- **EXERCISE OBJECTIVE**:
Find the lines of the data below that include "content". Report their number only.

- **EXTRACTED ENTRIES**:
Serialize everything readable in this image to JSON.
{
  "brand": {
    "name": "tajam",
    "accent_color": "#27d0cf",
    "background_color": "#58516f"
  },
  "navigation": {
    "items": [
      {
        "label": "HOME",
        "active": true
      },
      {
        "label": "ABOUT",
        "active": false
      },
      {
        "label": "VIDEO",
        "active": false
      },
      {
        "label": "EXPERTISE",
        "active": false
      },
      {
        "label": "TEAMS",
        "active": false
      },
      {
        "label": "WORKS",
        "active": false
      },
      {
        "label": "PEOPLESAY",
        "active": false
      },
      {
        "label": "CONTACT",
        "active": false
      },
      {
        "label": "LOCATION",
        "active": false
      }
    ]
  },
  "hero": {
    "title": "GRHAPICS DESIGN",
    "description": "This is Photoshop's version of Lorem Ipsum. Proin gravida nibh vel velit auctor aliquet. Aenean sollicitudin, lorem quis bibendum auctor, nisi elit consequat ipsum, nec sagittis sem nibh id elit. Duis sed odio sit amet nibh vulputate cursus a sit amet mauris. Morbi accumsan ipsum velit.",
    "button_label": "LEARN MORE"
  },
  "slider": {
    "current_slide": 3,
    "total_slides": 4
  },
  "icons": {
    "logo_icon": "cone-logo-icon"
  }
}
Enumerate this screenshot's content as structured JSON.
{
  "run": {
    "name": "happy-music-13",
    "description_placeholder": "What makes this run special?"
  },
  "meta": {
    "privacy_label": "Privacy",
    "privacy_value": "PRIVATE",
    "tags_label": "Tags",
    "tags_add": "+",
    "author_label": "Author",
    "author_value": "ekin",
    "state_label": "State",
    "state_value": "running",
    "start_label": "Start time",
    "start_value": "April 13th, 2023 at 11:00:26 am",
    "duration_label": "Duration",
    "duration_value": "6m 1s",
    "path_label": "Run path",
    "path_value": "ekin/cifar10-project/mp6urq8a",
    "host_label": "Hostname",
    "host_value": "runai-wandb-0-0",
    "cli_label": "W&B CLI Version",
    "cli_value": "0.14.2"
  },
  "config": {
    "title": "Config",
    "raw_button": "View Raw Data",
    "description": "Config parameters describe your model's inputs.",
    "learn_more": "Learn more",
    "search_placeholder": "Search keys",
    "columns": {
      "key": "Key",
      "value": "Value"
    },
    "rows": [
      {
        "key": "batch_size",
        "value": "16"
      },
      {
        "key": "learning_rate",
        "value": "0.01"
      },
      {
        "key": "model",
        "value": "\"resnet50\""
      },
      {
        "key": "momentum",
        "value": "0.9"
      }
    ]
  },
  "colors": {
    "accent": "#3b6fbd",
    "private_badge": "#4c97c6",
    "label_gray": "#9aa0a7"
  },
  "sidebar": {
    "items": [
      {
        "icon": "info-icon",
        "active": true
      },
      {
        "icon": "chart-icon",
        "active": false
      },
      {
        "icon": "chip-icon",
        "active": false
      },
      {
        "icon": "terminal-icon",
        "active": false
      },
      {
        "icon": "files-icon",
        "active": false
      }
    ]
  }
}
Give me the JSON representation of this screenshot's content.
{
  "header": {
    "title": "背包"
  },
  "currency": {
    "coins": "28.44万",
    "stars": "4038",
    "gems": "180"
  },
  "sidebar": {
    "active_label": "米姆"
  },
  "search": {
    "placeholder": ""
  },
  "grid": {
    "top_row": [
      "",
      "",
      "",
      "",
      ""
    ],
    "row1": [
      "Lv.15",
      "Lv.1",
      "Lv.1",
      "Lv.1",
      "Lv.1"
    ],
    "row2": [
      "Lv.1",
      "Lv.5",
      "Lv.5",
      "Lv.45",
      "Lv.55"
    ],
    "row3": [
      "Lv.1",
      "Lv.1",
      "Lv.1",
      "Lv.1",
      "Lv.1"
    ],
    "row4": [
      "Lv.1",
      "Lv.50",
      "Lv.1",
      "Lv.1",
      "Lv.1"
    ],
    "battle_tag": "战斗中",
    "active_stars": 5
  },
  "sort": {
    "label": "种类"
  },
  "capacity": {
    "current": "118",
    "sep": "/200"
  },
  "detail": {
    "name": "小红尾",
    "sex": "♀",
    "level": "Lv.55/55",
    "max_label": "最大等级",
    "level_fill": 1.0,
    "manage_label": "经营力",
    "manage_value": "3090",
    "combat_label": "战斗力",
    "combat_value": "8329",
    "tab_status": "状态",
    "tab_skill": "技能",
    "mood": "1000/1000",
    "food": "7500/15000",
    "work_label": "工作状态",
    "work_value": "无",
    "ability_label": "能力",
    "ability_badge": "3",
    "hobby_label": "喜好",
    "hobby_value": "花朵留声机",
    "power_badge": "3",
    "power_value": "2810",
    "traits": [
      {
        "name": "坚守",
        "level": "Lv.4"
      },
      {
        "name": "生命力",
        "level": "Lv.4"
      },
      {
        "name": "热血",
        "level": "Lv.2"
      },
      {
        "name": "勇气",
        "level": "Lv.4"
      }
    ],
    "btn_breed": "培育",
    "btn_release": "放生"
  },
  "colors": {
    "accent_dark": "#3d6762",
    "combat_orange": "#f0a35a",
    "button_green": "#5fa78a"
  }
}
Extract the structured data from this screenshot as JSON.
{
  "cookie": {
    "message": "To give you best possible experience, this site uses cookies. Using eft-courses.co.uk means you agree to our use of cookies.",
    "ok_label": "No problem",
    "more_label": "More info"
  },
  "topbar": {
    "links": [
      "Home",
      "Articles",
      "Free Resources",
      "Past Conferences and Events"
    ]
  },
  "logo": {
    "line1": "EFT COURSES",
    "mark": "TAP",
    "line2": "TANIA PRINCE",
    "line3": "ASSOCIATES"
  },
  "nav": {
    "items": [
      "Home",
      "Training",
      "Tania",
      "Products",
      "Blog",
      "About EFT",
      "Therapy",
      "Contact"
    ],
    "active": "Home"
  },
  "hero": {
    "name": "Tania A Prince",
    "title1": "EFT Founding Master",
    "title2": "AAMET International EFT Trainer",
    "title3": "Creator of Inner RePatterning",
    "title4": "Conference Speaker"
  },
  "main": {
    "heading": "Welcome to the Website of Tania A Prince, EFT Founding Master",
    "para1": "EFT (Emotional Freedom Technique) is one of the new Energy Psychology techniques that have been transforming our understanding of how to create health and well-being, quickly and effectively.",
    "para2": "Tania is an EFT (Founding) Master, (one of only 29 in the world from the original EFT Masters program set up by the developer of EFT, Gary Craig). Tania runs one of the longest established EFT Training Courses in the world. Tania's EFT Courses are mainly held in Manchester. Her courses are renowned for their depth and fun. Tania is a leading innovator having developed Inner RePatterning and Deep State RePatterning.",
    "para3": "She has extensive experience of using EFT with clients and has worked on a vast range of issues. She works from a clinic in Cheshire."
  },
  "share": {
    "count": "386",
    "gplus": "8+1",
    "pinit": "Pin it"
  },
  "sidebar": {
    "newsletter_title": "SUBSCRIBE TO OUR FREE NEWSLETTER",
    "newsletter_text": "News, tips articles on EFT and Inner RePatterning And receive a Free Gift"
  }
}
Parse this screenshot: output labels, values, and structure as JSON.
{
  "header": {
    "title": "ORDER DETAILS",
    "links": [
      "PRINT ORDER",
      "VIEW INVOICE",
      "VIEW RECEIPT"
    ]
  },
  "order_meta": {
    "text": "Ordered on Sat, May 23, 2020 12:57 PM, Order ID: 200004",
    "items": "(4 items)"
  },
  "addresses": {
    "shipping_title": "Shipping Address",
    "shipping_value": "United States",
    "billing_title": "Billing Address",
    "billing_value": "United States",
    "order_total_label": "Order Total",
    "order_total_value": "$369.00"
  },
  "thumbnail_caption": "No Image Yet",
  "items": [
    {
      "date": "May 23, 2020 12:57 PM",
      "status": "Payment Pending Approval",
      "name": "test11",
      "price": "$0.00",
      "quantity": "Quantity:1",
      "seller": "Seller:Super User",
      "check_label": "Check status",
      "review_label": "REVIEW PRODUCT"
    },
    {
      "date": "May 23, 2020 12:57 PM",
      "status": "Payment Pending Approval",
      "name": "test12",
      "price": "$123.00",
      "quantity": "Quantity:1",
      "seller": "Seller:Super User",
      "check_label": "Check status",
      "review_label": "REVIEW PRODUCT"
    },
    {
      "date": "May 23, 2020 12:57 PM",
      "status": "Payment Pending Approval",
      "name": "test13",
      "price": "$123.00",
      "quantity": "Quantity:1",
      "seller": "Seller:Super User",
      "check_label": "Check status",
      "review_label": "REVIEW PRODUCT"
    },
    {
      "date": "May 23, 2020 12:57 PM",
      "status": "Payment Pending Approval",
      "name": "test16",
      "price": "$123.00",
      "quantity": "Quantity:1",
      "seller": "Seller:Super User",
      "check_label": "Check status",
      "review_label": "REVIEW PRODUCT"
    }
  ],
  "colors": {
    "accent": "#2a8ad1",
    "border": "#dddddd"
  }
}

- **TASK OUTPUT**:
2